Likewise, many hard money lenders raise funds from accredited investors. Some real estate crowdfunding websites follow this model, raising money from qualified investors to turn around and lend out to mom-and-pop real estate investors.
Other real estate crowdfunding websites use the money raised from qualified investors to buy real estate themselves. This model works more like a private REIT, where wealthy investors buy shares in a fund. Some, like RealtyMogul, offer both models.
Many private equity funds, hedge funds, and venture capital firms also raise money from qualified investors. This raises an intriguing question:
“Do these exclusive funds perform better than publicly-traded funds available to everyone?”
In a 2018 study by the American Investment Council of 163 pension funds, researchers found that private equity funds delivered an 8.6% average annual return. Meanwhile, public equity (such as mutual funds) returned 6.1% on average, and fixed income (primarily bonds) returned 5.3%.

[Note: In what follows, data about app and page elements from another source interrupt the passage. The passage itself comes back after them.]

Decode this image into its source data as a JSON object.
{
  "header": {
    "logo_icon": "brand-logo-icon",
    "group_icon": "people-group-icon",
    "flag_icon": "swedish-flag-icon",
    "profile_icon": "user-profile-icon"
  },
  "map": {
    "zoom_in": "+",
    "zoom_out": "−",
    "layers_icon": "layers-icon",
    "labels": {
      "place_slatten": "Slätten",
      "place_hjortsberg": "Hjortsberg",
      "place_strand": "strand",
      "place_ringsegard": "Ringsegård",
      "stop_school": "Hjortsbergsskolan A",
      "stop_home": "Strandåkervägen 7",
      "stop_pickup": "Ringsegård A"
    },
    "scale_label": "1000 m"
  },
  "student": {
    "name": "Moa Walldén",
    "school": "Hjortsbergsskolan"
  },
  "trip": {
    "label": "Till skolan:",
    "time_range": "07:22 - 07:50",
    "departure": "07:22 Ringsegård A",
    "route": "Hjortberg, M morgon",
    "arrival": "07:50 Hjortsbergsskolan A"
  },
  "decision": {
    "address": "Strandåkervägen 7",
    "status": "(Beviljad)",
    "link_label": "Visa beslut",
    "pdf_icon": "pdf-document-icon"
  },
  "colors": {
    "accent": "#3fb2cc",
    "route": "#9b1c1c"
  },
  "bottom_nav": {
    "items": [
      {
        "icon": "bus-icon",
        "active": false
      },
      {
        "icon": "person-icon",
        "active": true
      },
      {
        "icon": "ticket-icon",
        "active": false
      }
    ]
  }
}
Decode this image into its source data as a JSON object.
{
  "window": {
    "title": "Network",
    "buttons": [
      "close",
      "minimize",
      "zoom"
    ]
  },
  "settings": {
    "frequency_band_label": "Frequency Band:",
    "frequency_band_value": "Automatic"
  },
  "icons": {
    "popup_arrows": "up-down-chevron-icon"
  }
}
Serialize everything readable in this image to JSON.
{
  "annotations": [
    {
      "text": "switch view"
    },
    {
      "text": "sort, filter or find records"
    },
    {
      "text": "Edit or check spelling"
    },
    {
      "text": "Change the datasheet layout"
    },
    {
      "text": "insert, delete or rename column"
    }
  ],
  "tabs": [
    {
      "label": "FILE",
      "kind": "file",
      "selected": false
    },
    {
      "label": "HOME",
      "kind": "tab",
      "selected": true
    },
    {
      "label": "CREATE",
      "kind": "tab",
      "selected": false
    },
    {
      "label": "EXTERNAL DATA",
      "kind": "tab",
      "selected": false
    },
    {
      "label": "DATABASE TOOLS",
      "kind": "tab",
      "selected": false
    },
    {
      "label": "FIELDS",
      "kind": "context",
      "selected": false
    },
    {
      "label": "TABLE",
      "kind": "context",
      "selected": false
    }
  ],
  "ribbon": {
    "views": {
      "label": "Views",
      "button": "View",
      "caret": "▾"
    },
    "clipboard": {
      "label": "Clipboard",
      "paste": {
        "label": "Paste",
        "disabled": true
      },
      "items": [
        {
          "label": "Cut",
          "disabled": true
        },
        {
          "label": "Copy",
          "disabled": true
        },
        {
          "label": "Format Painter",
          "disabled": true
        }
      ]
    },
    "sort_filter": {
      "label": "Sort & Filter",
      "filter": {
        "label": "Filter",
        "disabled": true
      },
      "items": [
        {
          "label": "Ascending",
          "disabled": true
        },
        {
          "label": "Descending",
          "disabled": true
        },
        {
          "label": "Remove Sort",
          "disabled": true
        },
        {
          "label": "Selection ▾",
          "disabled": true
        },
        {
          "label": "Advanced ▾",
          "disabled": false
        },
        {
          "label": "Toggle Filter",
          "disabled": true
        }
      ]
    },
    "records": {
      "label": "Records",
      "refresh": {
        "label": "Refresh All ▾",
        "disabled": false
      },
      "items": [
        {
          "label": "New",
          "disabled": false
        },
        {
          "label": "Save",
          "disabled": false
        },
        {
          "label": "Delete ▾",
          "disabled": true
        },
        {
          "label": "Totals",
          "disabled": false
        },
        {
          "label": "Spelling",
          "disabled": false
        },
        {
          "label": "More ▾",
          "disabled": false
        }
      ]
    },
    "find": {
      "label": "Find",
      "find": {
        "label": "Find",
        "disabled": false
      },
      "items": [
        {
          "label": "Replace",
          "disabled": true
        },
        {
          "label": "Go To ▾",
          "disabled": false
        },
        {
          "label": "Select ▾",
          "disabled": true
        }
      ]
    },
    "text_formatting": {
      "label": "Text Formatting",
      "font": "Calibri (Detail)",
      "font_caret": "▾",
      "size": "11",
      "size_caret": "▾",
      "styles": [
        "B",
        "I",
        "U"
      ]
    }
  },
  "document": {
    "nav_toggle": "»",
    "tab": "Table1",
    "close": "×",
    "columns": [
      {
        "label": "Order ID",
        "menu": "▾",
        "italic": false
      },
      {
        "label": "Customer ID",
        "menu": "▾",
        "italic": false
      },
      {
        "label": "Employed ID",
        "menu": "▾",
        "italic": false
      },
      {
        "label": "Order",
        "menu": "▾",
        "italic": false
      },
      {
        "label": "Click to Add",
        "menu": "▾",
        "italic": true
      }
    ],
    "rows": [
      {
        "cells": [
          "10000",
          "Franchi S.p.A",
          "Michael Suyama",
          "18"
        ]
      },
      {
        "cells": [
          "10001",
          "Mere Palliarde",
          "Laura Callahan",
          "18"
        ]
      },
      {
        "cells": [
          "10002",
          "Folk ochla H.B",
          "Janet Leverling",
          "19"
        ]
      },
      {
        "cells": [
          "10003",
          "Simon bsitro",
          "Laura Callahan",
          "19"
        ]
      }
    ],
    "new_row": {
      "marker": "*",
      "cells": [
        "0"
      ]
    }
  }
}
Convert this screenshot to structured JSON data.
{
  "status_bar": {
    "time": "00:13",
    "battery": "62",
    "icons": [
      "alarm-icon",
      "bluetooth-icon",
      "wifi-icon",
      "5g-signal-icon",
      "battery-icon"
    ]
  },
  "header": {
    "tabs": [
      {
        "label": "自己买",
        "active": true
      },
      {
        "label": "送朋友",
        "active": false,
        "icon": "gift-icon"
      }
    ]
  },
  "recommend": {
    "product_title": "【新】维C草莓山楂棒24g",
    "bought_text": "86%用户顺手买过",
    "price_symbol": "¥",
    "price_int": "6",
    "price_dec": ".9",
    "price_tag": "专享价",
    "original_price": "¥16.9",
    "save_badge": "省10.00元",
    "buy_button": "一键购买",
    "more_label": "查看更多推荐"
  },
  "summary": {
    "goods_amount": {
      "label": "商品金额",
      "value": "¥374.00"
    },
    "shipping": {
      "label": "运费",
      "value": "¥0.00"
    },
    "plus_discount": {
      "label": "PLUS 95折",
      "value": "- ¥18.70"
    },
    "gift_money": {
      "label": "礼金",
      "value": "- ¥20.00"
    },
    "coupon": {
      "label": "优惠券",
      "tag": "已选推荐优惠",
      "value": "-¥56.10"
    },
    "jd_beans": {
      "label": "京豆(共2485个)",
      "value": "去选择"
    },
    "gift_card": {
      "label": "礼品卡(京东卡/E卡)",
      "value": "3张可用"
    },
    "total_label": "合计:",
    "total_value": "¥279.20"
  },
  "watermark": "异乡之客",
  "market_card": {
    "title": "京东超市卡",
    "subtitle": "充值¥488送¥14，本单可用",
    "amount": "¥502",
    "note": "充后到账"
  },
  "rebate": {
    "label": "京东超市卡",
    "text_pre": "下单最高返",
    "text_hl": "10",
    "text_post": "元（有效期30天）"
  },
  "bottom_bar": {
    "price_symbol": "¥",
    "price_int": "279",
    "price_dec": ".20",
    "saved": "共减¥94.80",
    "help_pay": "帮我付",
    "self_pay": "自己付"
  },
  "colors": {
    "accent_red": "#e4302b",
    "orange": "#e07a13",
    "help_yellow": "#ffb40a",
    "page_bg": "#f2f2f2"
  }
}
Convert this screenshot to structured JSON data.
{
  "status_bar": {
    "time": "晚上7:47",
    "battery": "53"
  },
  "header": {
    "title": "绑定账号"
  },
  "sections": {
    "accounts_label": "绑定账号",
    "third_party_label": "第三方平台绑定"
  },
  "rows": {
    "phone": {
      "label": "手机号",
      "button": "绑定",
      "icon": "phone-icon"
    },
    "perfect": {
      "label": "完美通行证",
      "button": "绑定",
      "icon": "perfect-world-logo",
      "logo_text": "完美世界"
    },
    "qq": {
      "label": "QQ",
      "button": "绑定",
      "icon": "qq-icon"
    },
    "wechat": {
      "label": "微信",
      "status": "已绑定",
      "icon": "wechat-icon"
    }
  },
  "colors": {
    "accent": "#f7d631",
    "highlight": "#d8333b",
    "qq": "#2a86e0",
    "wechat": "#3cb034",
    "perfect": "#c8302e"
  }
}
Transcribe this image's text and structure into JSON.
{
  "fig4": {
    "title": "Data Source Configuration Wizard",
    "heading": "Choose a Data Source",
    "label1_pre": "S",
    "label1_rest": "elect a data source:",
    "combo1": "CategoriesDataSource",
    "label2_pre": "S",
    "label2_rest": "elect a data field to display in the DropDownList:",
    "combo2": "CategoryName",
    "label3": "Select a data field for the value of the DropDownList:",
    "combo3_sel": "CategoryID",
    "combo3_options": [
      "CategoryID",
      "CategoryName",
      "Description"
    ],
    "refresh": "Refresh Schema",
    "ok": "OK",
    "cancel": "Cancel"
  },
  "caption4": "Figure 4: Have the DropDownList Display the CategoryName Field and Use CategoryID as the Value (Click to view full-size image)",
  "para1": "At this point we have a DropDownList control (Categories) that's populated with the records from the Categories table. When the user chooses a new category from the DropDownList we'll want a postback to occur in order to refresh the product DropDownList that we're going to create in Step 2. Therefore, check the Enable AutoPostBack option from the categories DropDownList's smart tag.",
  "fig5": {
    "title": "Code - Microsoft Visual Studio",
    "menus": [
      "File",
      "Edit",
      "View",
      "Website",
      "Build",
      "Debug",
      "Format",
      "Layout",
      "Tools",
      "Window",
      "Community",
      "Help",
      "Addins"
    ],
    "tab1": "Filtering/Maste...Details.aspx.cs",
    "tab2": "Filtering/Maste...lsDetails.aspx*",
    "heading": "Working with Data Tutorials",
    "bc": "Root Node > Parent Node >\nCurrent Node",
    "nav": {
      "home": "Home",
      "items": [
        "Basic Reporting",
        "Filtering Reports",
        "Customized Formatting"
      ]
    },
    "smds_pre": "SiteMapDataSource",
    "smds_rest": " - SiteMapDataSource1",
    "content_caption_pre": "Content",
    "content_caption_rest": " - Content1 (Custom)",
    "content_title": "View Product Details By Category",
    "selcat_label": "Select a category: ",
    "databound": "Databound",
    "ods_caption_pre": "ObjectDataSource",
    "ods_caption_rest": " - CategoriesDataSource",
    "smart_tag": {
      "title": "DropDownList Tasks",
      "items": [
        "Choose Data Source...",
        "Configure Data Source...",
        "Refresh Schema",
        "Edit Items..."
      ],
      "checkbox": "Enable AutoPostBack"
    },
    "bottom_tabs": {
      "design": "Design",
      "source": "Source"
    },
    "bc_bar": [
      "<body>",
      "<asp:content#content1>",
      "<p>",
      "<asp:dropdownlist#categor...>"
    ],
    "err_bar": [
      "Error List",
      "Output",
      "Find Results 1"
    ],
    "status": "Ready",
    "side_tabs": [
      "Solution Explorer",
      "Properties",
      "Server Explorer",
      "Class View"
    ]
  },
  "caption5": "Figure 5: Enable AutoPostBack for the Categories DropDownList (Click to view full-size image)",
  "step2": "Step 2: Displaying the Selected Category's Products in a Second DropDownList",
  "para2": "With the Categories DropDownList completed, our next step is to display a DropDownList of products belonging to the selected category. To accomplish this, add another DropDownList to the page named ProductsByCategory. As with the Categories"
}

Agree or disagree with protectionist policies, it does impact investors' returns when the government draws a line and tells everyone below that line that they can’t participate in certain investments.
Who “Certifies” Qualified Investors?
One elegant component to the rules regulating accredited investors is who actually regulates them.
Rather than creating a bloated government bureaucracy to review applications and stamp investors as “Qualified,” the onus falls on the person or company raising the money.
When you go to fund a restricted investment, the investment’s administrator asks you if you meet the criteria as a qualified investor. If you say “yes,” they will typically ask you to prove it before accepting your money.
If they fail to do so and accept money from an investor who fails to meet the criteria, that investor could cry foul to the SEC and potentially sue the administrator for losses.
All of which creates a rather efficient, self-regulating system.
The rich do get richer, in part because they have access to more investment vehicles than everyone else.
Want to join them?
Start with a high savings rate, pumping as much of your income into investments as you can.
Build passive income, because each source of passive income that you create snowballs into more income that you can funnel right back into more income-producing investments.
Income begets more income. But investments require cash to begin with, and that cash comes from spending less than you earn.
Do you meet the criteria of a qualified investor? If not, what are you doing to build wealth and become one?